The reason for this is that almost always, the pilot episode is filmed on its own, separate from the chapters that follow. Most series are required to produce this first episode for networks and test audiences to determine whether or not it's worth pushing forward to continue the story. If it tests well and the series is ordered, there is usually a good amount of time that has gone by between episode one and episode two. In between that time, producers and writers have had opportunities to change or enhance specific details of the show before moving forward. 

For fans of "Chicago Fire," there was a specific feature of the fire station used in the pilot episode that was very obviously eliminated in Episode 2. This common firehouse cliché, if it had remained, would have thrown off the show's entire continuity.

One specific firehouse staple was removed after the first episode

NBC's "Chicago Fire" has been delivering quality, heart-pumping, drama since 2012. During its more than a decade of seasons, the show has been authentically filmed in Chicago. According to The Chicago Sun-Times, the same fire station has been used for every exterior shot of the series. The majority of the scenes happening inside the station are filmed at Cinespace, a production studio in Chicago.

The station you see from the outside on TV is actually a real working firehouse called Engine 18, which operates in Chicago's West Side. In fact, you can visit the "Chicago Fire" firehouse in real life. However, it's the choice of this specific firehouse that caused a detail in the pilot episode of "Chicago Fire" to be changed before the second episode was released. In the pilot, there is a moment when a character slides down a fire pole. The problem is that the presence of the pole makes no sense when considered in the context of Engine 18.

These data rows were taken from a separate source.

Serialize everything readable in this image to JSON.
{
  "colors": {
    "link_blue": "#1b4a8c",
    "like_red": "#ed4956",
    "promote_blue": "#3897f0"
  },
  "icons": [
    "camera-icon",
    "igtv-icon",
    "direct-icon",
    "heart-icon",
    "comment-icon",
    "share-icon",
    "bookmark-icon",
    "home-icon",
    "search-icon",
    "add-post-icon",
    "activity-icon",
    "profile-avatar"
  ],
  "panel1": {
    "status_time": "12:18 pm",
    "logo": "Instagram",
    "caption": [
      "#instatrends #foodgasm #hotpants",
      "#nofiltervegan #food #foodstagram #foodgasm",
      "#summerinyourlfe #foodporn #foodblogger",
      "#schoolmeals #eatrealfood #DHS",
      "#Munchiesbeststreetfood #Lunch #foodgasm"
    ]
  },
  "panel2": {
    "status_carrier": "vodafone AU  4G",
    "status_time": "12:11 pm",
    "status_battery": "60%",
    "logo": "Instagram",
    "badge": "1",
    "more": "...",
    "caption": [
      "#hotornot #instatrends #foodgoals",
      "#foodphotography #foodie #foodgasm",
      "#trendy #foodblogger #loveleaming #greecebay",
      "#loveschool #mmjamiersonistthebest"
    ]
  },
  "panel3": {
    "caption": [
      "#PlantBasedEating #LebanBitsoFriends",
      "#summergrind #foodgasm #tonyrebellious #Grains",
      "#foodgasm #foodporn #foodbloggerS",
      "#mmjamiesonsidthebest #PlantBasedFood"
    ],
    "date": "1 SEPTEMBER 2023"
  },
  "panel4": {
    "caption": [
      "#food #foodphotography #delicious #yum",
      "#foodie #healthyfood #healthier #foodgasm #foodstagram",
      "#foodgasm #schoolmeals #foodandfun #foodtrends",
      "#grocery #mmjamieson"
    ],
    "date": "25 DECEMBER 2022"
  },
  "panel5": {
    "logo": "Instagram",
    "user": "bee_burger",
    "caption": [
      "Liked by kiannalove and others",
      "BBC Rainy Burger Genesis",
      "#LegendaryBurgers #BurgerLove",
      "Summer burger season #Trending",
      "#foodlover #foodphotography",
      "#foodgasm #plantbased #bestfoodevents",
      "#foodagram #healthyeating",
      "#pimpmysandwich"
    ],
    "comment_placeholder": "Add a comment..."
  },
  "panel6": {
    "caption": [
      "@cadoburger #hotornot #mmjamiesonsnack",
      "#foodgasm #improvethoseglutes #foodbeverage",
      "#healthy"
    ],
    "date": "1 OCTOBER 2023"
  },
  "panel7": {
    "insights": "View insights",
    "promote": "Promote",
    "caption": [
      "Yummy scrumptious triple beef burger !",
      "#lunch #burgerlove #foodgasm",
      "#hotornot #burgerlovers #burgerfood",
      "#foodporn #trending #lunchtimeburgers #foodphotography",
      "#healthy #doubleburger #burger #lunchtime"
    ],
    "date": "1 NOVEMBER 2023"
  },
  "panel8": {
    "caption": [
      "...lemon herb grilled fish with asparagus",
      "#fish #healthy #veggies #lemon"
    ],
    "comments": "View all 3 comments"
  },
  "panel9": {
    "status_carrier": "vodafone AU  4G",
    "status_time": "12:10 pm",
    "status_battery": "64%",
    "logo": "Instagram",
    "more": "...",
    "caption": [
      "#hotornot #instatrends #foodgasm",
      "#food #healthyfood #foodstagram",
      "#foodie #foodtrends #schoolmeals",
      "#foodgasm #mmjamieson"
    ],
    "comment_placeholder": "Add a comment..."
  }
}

During an interview at the 2016 Monte-Carlo Television Festival, "Chicago Fire" stars Taylor Kinney and Jesse Spencer talked about the cliché fire pole that was used in the very first episode. "Well, we tried to have a pole," recalled Spencer. "We had [Peter Mills (Charlie Barnett)] slide down a pole. In our firehouse, there's not a second story, it's a modern firehouse." If there were ever a good excuse to eliminate a physical cliché from your series, that would be it.